They said that students face review days or classroom tests on Diwali; assessment tests scheduled during Rosh Hashanah and Yom Kippur; and assignments due on or the day after Eid al-Fitr. Teachers and staff are forced to take personal days to observe or, worse, feel unable to take those days at all.

Several months ago, FCPS released two proposed calendar options for the 2021-2022 academic year.

Those included school closures on Rosh Hashanah, Yom Kippur, Eid and Diwali.

But then the school board added a third calendar option, which does not include any of the four recommended closure days. And now, there is a fourth option introduced earlier this month which may or may not include these days off.

"The school system has already by its own admission, failed at implementing and consistently enforcing these regulations and we have no reason to believe that would change," said Guila Franklin Siegel, Associate Director at JCRC.

Siegel said that at least 1,000 Fairfax County residents have also emailed their school-board representatives demanding a calendar change. She noted that the Jewish population in northern Virginia, which includes Fairfax, had swelled by 80 percent between 2003 and 2017, and said that Hindu and Muslim populations in the district have "dramatically increased" as well."

"It is with extreme frustration that I feel like this is another example of where we cannot recognize what equity in practice really looks like," said Laura Jane Cohen, FCPS School Board Member in the Springfield District. 

Cohen said that while she supports the stance that many parents and the interfaith coalitions have taken, she does not expect the board’s expected Thursday night vote, to be in their favor. 

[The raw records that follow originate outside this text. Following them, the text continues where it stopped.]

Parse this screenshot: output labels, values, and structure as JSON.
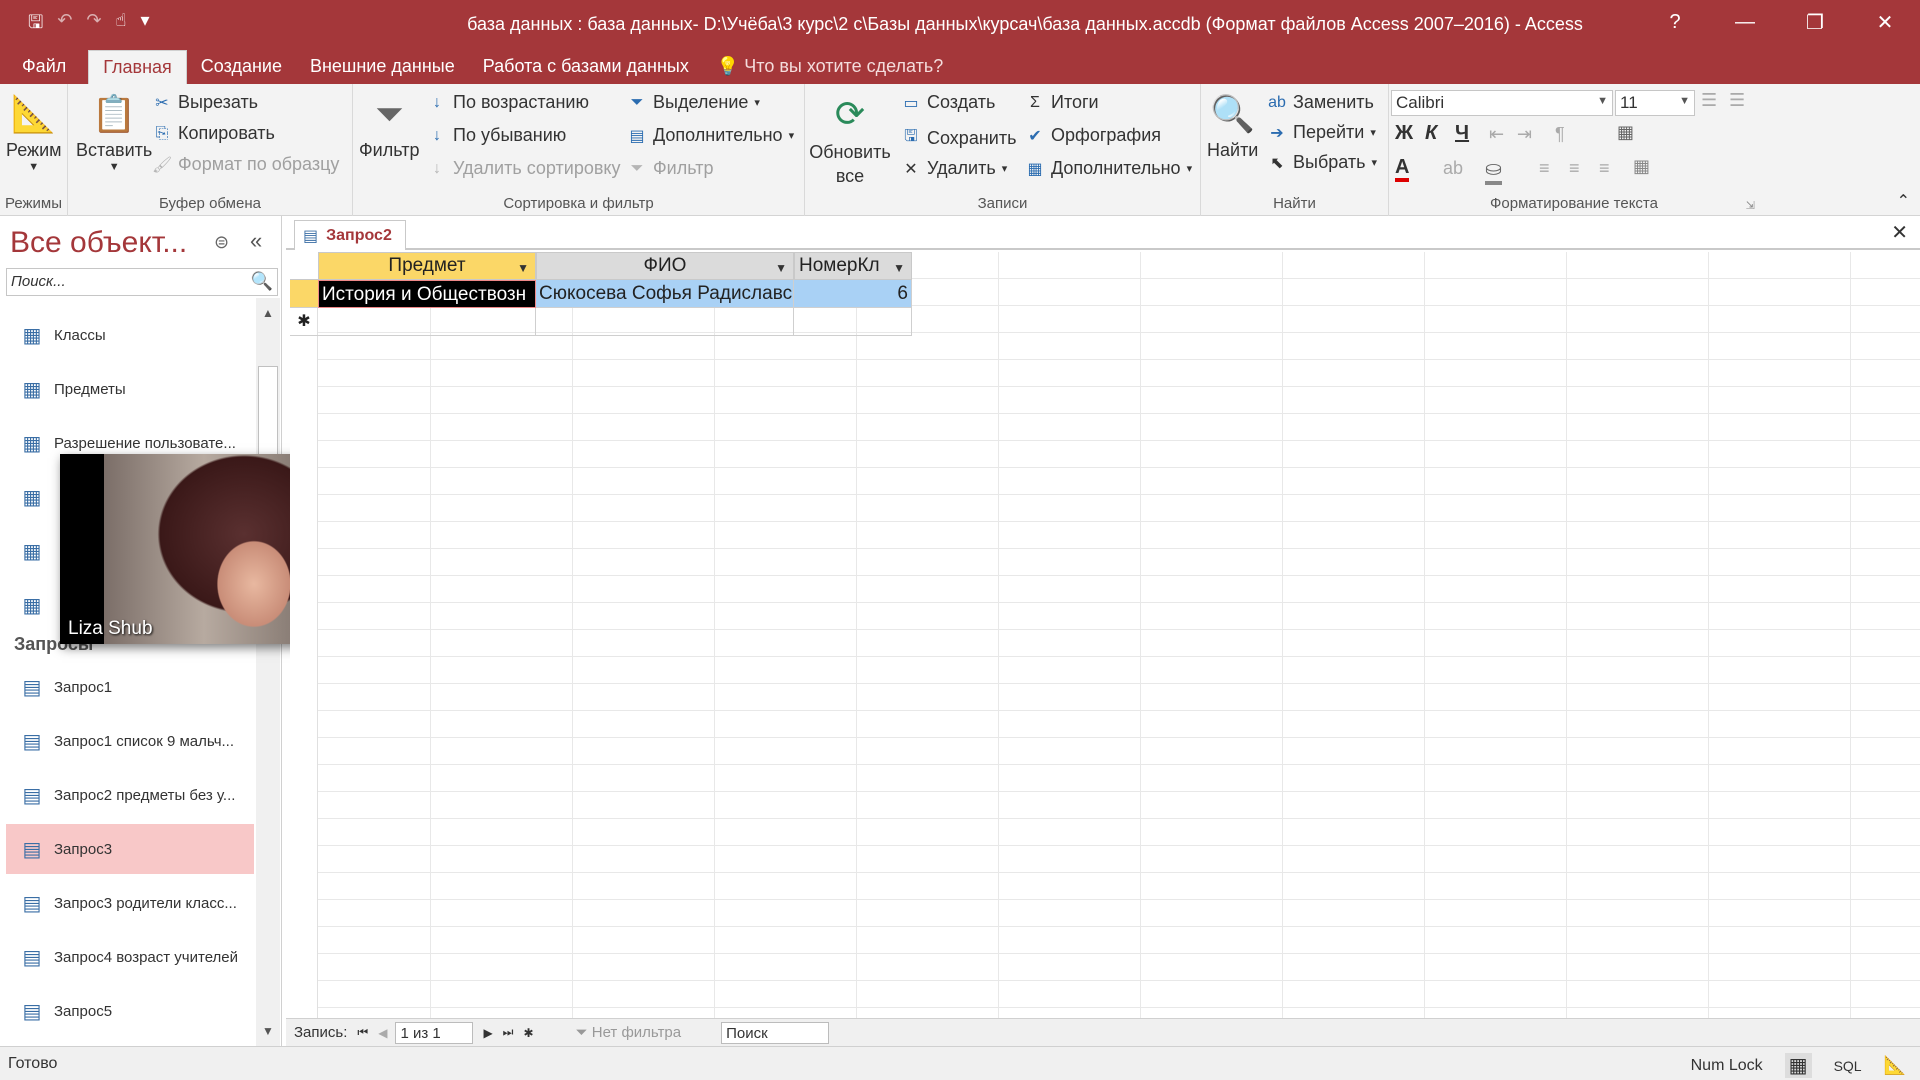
{
  "title": "база данных : база данных- D:\\Учёба\\3 курс\\2 с\\Базы данных\\курсач\\база данных.accdb (Формат файлов Access 2007–2016) - Access",
  "window_controls": {
    "help": "?",
    "minimize": "—",
    "restore": "❐",
    "close": "✕"
  },
  "quick_access": {
    "save": "🖫",
    "undo": "↶",
    "redo": "↷",
    "touch": "☝",
    "customize": "▾"
  },
  "tabs": [
    "Файл",
    "Главная",
    "Создание",
    "Внешние данные",
    "Работа с базами данных"
  ],
  "active_tab": "Главная",
  "tell_me": "Что вы хотите сделать?",
  "ribbon": {
    "modes": {
      "label": "Режимы",
      "btn": "Режим"
    },
    "clipboard": {
      "label": "Буфер обмена",
      "paste": "Вставить",
      "cut": "Вырезать",
      "copy": "Копировать",
      "format_painter": "Формат по образцу"
    },
    "sort_filter": {
      "label": "Сортировка и фильтр",
      "filter": "Фильтр",
      "asc": "По возрастанию",
      "desc": "По убыванию",
      "remove_sort": "Удалить сортировку",
      "selection": "Выделение",
      "advanced": "Дополнительно",
      "toggle_filter": "Фильтр"
    },
    "records": {
      "label": "Записи",
      "refresh": "Обновить все",
      "new": "Создать",
      "save": "Сохранить",
      "delete": "Удалить",
      "totals": "Итоги",
      "spelling": "Орфография",
      "more": "Дополнительно"
    },
    "find": {
      "label": "Найти",
      "find": "Найти",
      "replace": "Заменить",
      "goto": "Перейти",
      "select": "Выбрать"
    },
    "text_format": {
      "label": "Форматирование текста",
      "font": "Calibri",
      "size": "11",
      "bold": "Ж",
      "italic": "К",
      "underline": "Ч",
      "font_color": "A"
    }
  },
  "nav": {
    "title": "Все объект...",
    "search_placeholder": "Поиск...",
    "tables": [
      "Классы",
      "Предметы",
      "Разрешение пользовате...",
      "",
      "",
      ""
    ],
    "group_queries": "Запросы",
    "queries": [
      "Запрос1",
      "Запрос1 список 9 мальч...",
      "Запрос2 предметы без у...",
      "Запрос3",
      "Запрос3 родители класс...",
      "Запрос4 возраст учителей",
      "Запрос5"
    ],
    "selected": "Запрос3"
  },
  "document_tab": "Запрос2",
  "datasheet": {
    "columns": [
      "Предмет",
      "ФИО",
      "НомерКл"
    ],
    "rows": [
      [
        "История и Обществозн",
        "Сюкосева Софья Радиславс",
        "6"
      ]
    ],
    "new_row_marker": "✱"
  },
  "record_nav": {
    "label": "Запись:",
    "current": "1 из 1",
    "filter": "Нет фильтра",
    "search": "Поиск"
  },
  "status": {
    "left": "Готово",
    "numlock": "Num Lock",
    "sql": "SQL"
  },
  "video_overlay": {
    "name": "Liza Shub"
  }
}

She said, it is likely that the calendar will remain the same but it doesn’t mean that the school board won’t visit the same topic for the 2022-2023 school calendar year.